Moorland Waldorf School

Learning about the natural world

Over the last four years, Moorland Waldorf School has been developing an innovative nature studies curriculum, which we hope begins to equip our children for the profound reassessment of our relationship to the natural world that their generation will be called upon to make.

Our approach begins with developing in our children a moral relationship towards the natural world. We experience wonder at its magnificence and beauty, and the countless mysteries hidden within it. We learn respect for its intricacies, inter-relationships and symbioses that too often elude our human comprehension. And we practice reciprocity in our interactions with the natural world, ensuring we give back in the same of measure with which we take.

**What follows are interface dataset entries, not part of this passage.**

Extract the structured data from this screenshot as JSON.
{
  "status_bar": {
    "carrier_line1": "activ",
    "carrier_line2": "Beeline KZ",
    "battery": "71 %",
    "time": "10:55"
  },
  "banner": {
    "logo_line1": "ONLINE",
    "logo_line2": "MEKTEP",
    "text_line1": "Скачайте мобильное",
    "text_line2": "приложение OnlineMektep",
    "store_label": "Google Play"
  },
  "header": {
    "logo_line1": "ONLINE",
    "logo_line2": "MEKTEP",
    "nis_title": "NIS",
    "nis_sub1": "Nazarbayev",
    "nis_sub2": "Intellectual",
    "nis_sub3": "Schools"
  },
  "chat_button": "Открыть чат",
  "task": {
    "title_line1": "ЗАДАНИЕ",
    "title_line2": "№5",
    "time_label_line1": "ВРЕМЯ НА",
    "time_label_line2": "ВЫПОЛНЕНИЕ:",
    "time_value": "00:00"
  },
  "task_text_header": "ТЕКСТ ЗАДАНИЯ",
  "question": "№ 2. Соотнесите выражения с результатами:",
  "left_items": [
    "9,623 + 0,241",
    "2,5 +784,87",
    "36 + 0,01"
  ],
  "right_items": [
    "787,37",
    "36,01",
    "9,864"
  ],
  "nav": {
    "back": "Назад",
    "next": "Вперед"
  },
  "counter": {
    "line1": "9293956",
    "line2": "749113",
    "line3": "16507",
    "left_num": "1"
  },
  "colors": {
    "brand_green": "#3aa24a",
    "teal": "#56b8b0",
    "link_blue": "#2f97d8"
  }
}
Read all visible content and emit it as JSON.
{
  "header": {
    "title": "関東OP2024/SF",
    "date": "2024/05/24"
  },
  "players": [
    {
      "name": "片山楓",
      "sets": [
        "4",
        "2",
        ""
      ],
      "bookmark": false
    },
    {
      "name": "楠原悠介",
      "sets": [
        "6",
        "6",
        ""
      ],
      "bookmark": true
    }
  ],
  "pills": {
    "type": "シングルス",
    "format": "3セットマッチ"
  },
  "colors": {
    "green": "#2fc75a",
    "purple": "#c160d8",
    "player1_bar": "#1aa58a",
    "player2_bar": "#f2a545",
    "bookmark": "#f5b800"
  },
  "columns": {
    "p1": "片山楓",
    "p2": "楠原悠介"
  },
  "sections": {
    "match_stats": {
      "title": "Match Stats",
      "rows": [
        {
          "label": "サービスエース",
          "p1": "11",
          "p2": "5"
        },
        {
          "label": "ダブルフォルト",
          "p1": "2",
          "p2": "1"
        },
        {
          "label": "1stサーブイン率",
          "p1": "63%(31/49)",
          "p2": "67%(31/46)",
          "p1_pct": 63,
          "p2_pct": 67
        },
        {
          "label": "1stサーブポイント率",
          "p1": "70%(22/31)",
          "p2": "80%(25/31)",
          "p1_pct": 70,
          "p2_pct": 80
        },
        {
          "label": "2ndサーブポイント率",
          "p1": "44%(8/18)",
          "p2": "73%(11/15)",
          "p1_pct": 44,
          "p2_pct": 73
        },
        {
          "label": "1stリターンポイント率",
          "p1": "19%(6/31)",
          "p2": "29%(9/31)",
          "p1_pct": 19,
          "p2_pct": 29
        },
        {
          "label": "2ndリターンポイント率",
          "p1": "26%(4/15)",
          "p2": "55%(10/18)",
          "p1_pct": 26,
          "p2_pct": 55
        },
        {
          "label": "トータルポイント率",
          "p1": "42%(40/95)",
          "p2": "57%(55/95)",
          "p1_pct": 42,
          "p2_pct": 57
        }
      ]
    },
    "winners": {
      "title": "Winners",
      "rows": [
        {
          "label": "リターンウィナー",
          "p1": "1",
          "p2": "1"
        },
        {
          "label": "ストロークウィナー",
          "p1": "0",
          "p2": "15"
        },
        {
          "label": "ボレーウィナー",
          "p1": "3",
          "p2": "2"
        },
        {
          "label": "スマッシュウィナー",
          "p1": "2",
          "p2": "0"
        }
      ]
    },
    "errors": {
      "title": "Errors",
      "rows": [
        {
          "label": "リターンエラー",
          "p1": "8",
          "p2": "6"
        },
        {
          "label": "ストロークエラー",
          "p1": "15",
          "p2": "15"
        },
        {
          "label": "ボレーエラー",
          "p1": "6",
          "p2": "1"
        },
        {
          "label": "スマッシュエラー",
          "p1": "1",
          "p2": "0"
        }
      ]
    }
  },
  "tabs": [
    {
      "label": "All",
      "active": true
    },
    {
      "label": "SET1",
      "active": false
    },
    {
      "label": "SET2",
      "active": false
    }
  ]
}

Treading lightly and respectfully into the natural world, we enter it with sharpened senses. This is the beginning of our scientific approach. Ours is not a science that dissects, analyses, and reduces the wonders around us. Instead, it endeavours to comprehend them in all their living complexity.

This year, the focus of our outdoor studies lessons will be a small “rewilding” project on the school grounds. Having fought with nature for years over a small piece of land prone to flooding, we have decided to allow it to be what it wants to be: a bio-diverse willow wetland. The children will help to create this exciting new habitat, and in the process they will learn invaluable lessons.

Bogs and marshes are not necessarily considered attractive landscapes, but they create a haven for insect life. Sometimes insects get a bad press, but their catastrophic decline in recent decades accounts for a parallel decline in our birdlife. By recreating a marshy landscape, we are returning this small piece of land to a state that much of the British Isles existed in before we drained it so extensively for agricultural purposes. By damming and flooding our little wetland, we are performing the function that our indigenous beavers would once have performed.

Throughout the year to come, we will weave our lessons with traditional folklore and indigenous stories. In this way, we both reconnect with and re-mythologise the extraordinary landscape we live in.

In everything we do, our aim is not to burden our children with the scale of the environmental crisis facing us, but instead to point them towards a path of healing.